In this post: When something is hard, we can feel like we’re not doing it well. I’ll share why that isn’t true so you can shift your perspective and keep pushing through. Plus exciting news about an opportunity to do life coaching with me!
We are all doing hard things right now. Things we have never done before. We’re suddenly working remotely or teaching our kids, looking for jobs or serving on the front lines of a pandemic, doing video calls or standing in line for toilet paper, waking up to an empty house or one that’s suddenly so very full all the time.
In times like these, we can make the mistake of believing if something is hard then we must not be doing it well. But this isn’t true. Something can feel almost impossible and we can be doing it well at the same time.
I am an awkward runner—not gracefully athletic but more like an enthusiastic, uncoordinated giraffe. I have learned to accept this. I run anyway.
When I first started doing so, every time I felt out of breath, every time it got hard, I would tell myself things like, “You’re going so slow. You’re not doing a good job. This must be your worst run ever.” Then I discovered something: Every time a run felt especially hard, I ended up with a time that was my personal best.
The reality is, in the moments when we want to give up, when we feel weak and exhausted, when we think we can’t do it . . . we’re actually getting stronger.
We’re not tired because we’re failing; we’re tired because we’re fighting.
We’re not weary because we’re weak; we’re weary because we’re winning the battle to go to the next level in our lives.
I recently heard someone trained in neuroscience say on a podcast, “Get comfortable and even appreciate feeling frustrated and confused.” He explained confusion and frustration are the emotions we experience when we are learning and growing. Most people quit when they get to this point, he said, but on the other side of pushing through is the life we really want.
Now when a run feels hard I tell myself, “I must be doing better than before—it just doesn’t feel like it.” Let’s recognize effort and discomfort for what they are: signs of growth. In the place between what’s comfortable and what seems like it will surely kill us is often where we become all we’re created to be.
Research has also found shifting from self-criticism to self-compassion helps protect us from depression and anxiety. It increases motivation, energy, and the likelihood that we will persevere rather than give up. Being kind to ourselves isn’t weakness; it’s wisdom.
Let’s say this to ourselves today…
You’re doing hard things right now.
You’re doing the best you know how.
That is success.
With all that’s going on in our world, I’ve returned to life coaching to help you make your hopes and dreams a reality.

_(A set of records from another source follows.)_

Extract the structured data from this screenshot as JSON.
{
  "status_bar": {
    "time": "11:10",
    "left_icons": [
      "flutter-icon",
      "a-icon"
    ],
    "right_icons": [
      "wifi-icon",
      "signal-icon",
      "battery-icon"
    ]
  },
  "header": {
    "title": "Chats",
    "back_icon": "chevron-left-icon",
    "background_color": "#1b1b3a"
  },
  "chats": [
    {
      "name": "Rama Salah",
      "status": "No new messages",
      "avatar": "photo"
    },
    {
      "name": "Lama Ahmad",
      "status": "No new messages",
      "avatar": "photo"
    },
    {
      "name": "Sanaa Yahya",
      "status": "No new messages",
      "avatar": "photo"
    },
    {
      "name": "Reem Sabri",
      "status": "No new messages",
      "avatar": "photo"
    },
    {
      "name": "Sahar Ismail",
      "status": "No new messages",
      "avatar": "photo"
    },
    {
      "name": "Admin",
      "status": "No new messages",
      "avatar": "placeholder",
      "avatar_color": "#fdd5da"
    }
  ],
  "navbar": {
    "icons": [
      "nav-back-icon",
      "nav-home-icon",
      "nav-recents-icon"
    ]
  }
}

Now you can work with me personally! I’d love to help you take the next step toward the life you really want today. Get started now.